* [What the task requires]:
Omit the pictures, and output the rest of the entries exactly as written.

* [Provided records]:
[Start of Attachment]

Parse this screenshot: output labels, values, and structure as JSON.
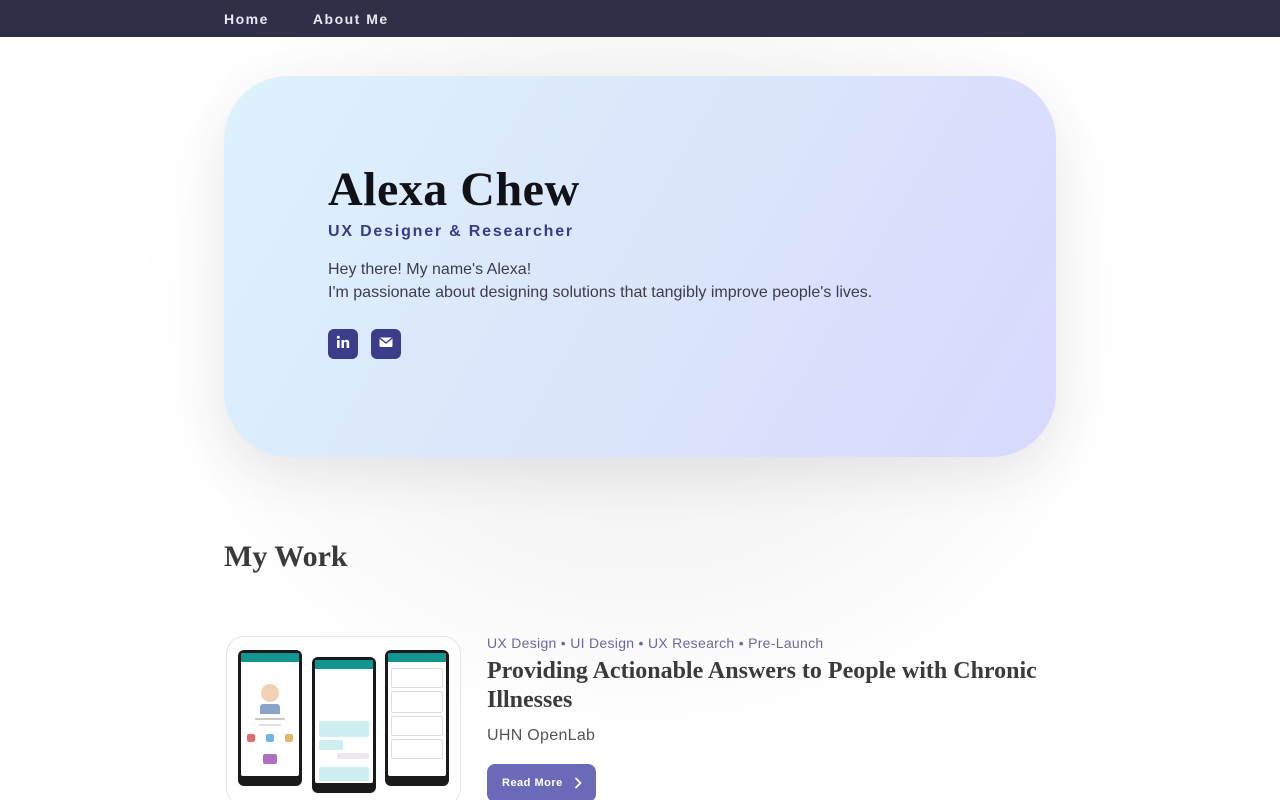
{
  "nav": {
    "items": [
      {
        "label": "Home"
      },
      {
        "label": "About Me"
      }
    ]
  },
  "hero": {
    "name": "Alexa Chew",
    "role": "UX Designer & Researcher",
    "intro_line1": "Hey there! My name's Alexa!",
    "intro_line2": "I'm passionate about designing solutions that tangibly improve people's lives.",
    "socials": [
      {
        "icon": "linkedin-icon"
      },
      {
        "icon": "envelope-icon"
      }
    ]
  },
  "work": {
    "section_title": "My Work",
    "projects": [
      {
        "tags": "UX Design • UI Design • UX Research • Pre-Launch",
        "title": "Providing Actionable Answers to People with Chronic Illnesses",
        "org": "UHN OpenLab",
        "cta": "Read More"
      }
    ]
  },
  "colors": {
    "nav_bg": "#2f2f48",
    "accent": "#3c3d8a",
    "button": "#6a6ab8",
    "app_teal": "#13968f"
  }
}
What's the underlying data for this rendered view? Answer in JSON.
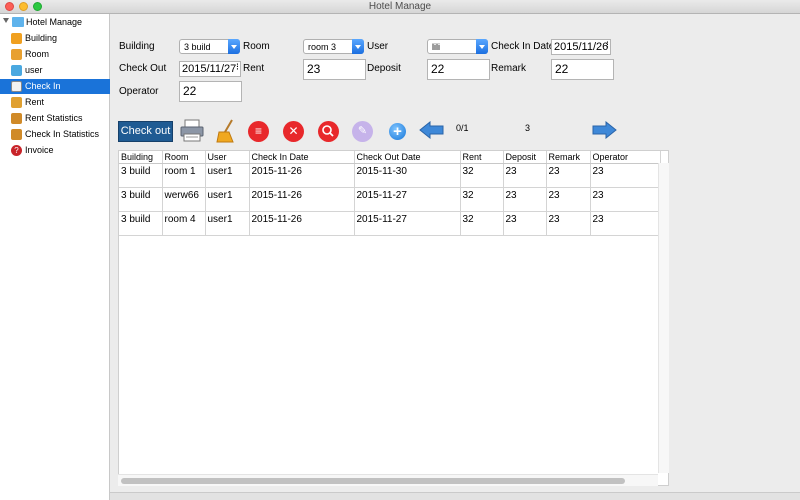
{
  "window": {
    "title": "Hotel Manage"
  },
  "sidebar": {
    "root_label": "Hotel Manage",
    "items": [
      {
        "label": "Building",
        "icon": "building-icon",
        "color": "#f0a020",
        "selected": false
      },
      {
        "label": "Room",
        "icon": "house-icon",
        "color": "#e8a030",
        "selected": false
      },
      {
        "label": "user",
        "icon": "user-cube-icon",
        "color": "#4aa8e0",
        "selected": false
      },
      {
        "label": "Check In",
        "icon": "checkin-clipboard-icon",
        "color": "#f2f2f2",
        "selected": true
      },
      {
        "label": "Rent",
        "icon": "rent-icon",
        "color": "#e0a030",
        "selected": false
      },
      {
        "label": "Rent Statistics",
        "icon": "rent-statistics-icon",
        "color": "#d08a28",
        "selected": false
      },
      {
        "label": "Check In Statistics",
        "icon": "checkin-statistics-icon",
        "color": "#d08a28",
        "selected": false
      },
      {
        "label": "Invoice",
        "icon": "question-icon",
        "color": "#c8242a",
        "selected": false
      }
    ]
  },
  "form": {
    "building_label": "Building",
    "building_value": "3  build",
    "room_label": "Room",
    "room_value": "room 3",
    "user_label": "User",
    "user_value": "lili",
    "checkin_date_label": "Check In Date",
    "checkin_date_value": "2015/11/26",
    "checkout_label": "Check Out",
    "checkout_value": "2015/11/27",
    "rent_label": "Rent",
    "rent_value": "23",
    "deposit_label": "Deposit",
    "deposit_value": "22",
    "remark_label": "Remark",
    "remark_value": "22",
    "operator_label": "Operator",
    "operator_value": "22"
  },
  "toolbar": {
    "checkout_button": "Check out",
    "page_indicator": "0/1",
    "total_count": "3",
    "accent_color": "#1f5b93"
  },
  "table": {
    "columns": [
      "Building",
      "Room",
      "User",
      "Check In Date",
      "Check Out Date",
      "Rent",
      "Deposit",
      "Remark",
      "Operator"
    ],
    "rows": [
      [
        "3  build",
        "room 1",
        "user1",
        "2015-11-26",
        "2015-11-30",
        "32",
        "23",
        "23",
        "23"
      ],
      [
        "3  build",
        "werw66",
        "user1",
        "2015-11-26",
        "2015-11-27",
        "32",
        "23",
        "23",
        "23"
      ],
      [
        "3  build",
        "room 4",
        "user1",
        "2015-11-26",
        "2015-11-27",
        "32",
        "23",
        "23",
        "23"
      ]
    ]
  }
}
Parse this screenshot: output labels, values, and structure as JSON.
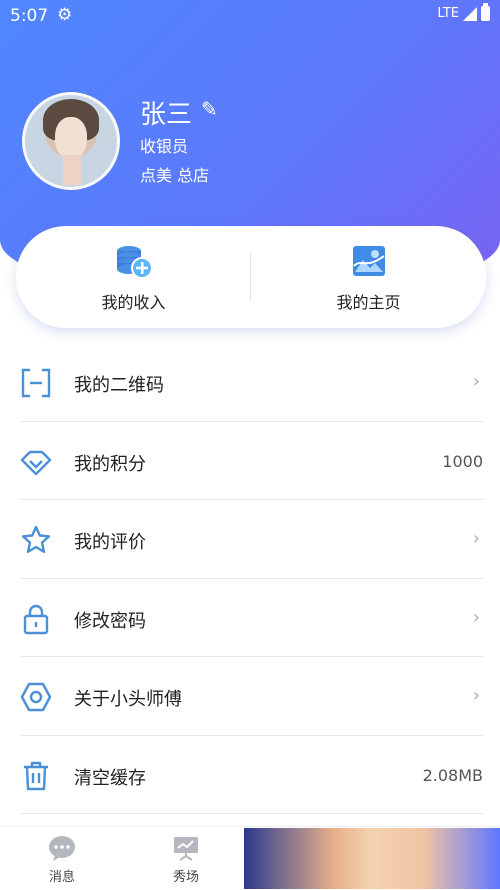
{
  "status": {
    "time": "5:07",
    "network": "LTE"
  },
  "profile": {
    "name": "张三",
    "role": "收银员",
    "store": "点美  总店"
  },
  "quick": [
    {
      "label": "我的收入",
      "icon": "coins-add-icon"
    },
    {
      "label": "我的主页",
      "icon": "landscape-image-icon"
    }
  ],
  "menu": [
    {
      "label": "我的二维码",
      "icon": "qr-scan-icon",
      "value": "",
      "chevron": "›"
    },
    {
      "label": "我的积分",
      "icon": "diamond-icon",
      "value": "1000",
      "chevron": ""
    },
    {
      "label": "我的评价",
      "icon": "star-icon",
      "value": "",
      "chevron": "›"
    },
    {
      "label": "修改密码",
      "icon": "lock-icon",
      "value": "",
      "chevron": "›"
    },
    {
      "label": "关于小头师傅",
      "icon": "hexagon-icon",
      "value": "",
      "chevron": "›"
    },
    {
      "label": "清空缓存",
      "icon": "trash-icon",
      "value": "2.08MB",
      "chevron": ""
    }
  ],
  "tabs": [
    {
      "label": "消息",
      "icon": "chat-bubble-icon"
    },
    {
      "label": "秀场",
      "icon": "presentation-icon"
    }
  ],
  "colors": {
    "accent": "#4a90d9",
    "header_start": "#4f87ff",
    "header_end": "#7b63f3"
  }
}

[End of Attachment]

* [Answer space]:
Parse this screenshot: output labels, values, and structure as JSON.
{
  "nav": {
    "items": [
      {
        "label": "Home"
      },
      {
        "label": "About Me"
      }
    ]
  },
  "hero": {
    "name": "Alexa Chew",
    "role": "UX Designer & Researcher",
    "intro_line1": "Hey there! My name's Alexa!",
    "intro_line2": "I'm passionate about designing solutions that tangibly improve people's lives.",
    "socials": [
      {
        "icon": "linkedin-icon"
      },
      {
        "icon": "envelope-icon"
      }
    ]
  },
  "work": {
    "section_title": "My Work",
    "projects": [
      {
        "tags": "UX Design • UI Design • UX Research • Pre-Launch",
        "title": "Providing Actionable Answers to People with Chronic Illnesses",
        "org": "UHN OpenLab",
        "cta": "Read More"
      }
    ]
  },
  "colors": {
    "nav_bg": "#2f2f48",
    "accent": "#3c3d8a",
    "button": "#6a6ab8",
    "app_teal": "#13968f"
  }
}
What's the underlying data for this rendered view? Answer in JSON.
{
  "window": {
    "title": "Hotel Manage"
  },
  "sidebar": {
    "root_label": "Hotel Manage",
    "items": [
      {
        "label": "Building",
        "icon": "building-icon",
        "color": "#f0a020",
        "selected": false
      },
      {
        "label": "Room",
        "icon": "house-icon",
        "color": "#e8a030",
        "selected": false
      },
      {
        "label": "user",
        "icon": "user-cube-icon",
        "color": "#4aa8e0",
        "selected": false
      },
      {
        "label": "Check In",
        "icon": "checkin-clipboard-icon",
        "color": "#f2f2f2",
        "selected": true
      },
      {
        "label": "Rent",
        "icon": "rent-icon",
        "color": "#e0a030",
        "selected": false
      },
      {
        "label": "Rent Statistics",
        "icon": "rent-statistics-icon",
        "color": "#d08a28",
        "selected": false
      },
      {
        "label": "Check In Statistics",
        "icon": "checkin-statistics-icon",
        "color": "#d08a28",
        "selected": false
      },
      {
        "label": "Invoice",
        "icon": "question-icon",
        "color": "#c8242a",
        "selected": false
      }
    ]
  },
  "form": {
    "building_label": "Building",
    "building_value": "3  build",
    "room_label": "Room",
    "room_value": "room 3",
    "user_label": "User",
    "user_value": "lili",
    "checkin_date_label": "Check In Date",
    "checkin_date_value": "2015/11/26",
    "checkout_label": "Check Out",
    "checkout_value": "2015/11/27",
    "rent_label": "Rent",
    "rent_value": "23",
    "deposit_label": "Deposit",
    "deposit_value": "22",
    "remark_label": "Remark",
    "remark_value": "22",
    "operator_label": "Operator",
    "operator_value": "22"
  },
  "toolbar": {
    "checkout_button": "Check out",
    "page_indicator": "0/1",
    "total_count": "3",
    "accent_color": "#1f5b93"
  },
  "table": {
    "columns": [
      "Building",
      "Room",
      "User",
      "Check In Date",
      "Check Out Date",
      "Rent",
      "Deposit",
      "Remark",
      "Operator"
    ],
    "rows": [
      [
        "3  build",
        "room 1",
        "user1",
        "2015-11-26",
        "2015-11-30",
        "32",
        "23",
        "23",
        "23"
      ],
      [
        "3  build",
        "werw66",
        "user1",
        "2015-11-26",
        "2015-11-27",
        "32",
        "23",
        "23",
        "23"
      ],
      [
        "3  build",
        "room 4",
        "user1",
        "2015-11-26",
        "2015-11-27",
        "32",
        "23",
        "23",
        "23"
      ]
    ]
  }
}
Parse this screenshot: output labels, values, and structure as JSON.
{
  "status": {
    "time": "5:07",
    "network": "LTE"
  },
  "profile": {
    "name": "张三",
    "role": "收银员",
    "store": "点美  总店"
  },
  "quick": [
    {
      "label": "我的收入",
      "icon": "coins-add-icon"
    },
    {
      "label": "我的主页",
      "icon": "landscape-image-icon"
    }
  ],
  "menu": [
    {
      "label": "我的二维码",
      "icon": "qr-scan-icon",
      "value": "",
      "chevron": "›"
    },
    {
      "label": "我的积分",
      "icon": "diamond-icon",
      "value": "1000",
      "chevron": ""
    },
    {
      "label": "我的评价",
      "icon": "star-icon",
      "value": "",
      "chevron": "›"
    },
    {
      "label": "修改密码",
      "icon": "lock-icon",
      "value": "",
      "chevron": "›"
    },
    {
      "label": "关于小头师傅",
      "icon": "hexagon-icon",
      "value": "",
      "chevron": "›"
    },
    {
      "label": "清空缓存",
      "icon": "trash-icon",
      "value": "2.08MB",
      "chevron": ""
    }
  ],
  "tabs": [
    {
      "label": "消息",
      "icon": "chat-bubble-icon"
    },
    {
      "label": "秀场",
      "icon": "presentation-icon"
    }
  ],
  "colors": {
    "accent": "#4a90d9",
    "header_start": "#4f87ff",
    "header_end": "#7b63f3"
  }
}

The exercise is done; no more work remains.